*** SOURCE MATERIAL

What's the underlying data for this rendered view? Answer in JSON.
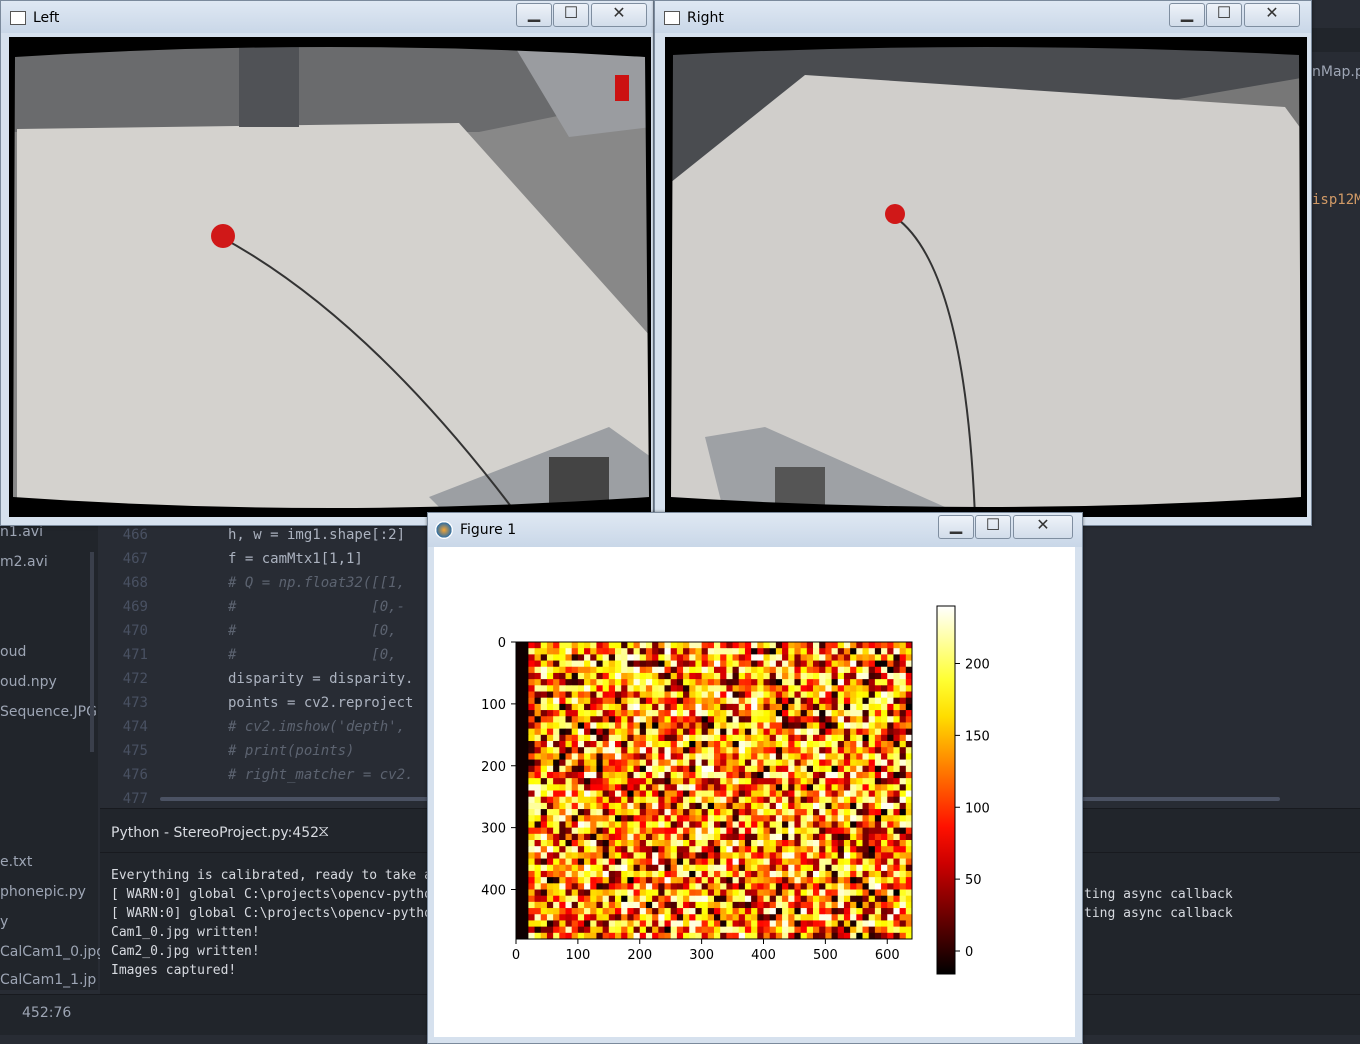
{
  "windows": {
    "left": {
      "title": "Left"
    },
    "right": {
      "title": "Right"
    },
    "figure": {
      "title": "Figure 1"
    }
  },
  "editor": {
    "top_right_tab": "nMap.p",
    "right_snippet": "isp12M",
    "sidebar_items": [
      "n1.avi",
      "m2.avi",
      "oud",
      "oud.npy",
      "Sequence.JPG",
      "e.txt",
      "phonepic.py",
      "y",
      "CalCam1_0.jpg",
      "CalCam1_1.jp"
    ],
    "lines": [
      {
        "num": "466",
        "code": "h, w = img1.shape[:2]"
      },
      {
        "num": "467",
        "code": "f = camMtx1[1,1]"
      },
      {
        "num": "468",
        "code": "# Q = np.float32([[1,"
      },
      {
        "num": "469",
        "code": "#                [0,-"
      },
      {
        "num": "470",
        "code": "#                [0,"
      },
      {
        "num": "471",
        "code": "#                [0,"
      },
      {
        "num": "472",
        "code": "disparity = disparity."
      },
      {
        "num": "473",
        "code": "points = cv2.reproject"
      },
      {
        "num": "474",
        "code": "# cv2.imshow('depth',"
      },
      {
        "num": "475",
        "code": "# print(points)"
      },
      {
        "num": "476",
        "code": "# right_matcher = cv2."
      },
      {
        "num": "477",
        "code": ""
      }
    ],
    "console_title": "Python - StereoProject.py:452",
    "console_lines": [
      "Everything is calibrated, ready to take an",
      "[ WARN:0] global C:\\projects\\opencv-python",
      "[ WARN:0] global C:\\projects\\opencv-python",
      "Cam1_0.jpg written!",
      "Cam2_0.jpg written!",
      "Images captured!"
    ],
    "console_right": [
      "ting async callback",
      "ting async callback"
    ],
    "status": "452:76"
  },
  "chart_data": {
    "type": "heatmap",
    "title": "",
    "x_ticks": [
      "0",
      "100",
      "200",
      "300",
      "400",
      "500",
      "600"
    ],
    "y_ticks": [
      "0",
      "100",
      "200",
      "300",
      "400"
    ],
    "xlim": [
      0,
      640
    ],
    "ylim": [
      480,
      0
    ],
    "colormap": "hot",
    "colorbar_ticks": [
      "0",
      "50",
      "100",
      "150",
      "200"
    ],
    "colorbar_range": [
      -16,
      240
    ]
  },
  "colors": {
    "editor_bg": "#282c34",
    "titlebar": "#d6e1ee"
  }
}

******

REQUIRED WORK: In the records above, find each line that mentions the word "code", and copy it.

RESULT FOR THIS EXERCISE:
        "code": "h, w = img1.shape[:2]"
        "code": "f = camMtx1[1,1]"
        "code": "# Q = np.float32([[1,"
        "code": "#                [0,-"
        "code": "#                [0,"
        "code": "#                [0,"
        "code": "disparity = disparity."
        "code": "points = cv2.reproject"
        "code": "# cv2.imshow('depth',"
        "code": "# print(points)"
        "code": "# right_matcher = cv2."
        "code": ""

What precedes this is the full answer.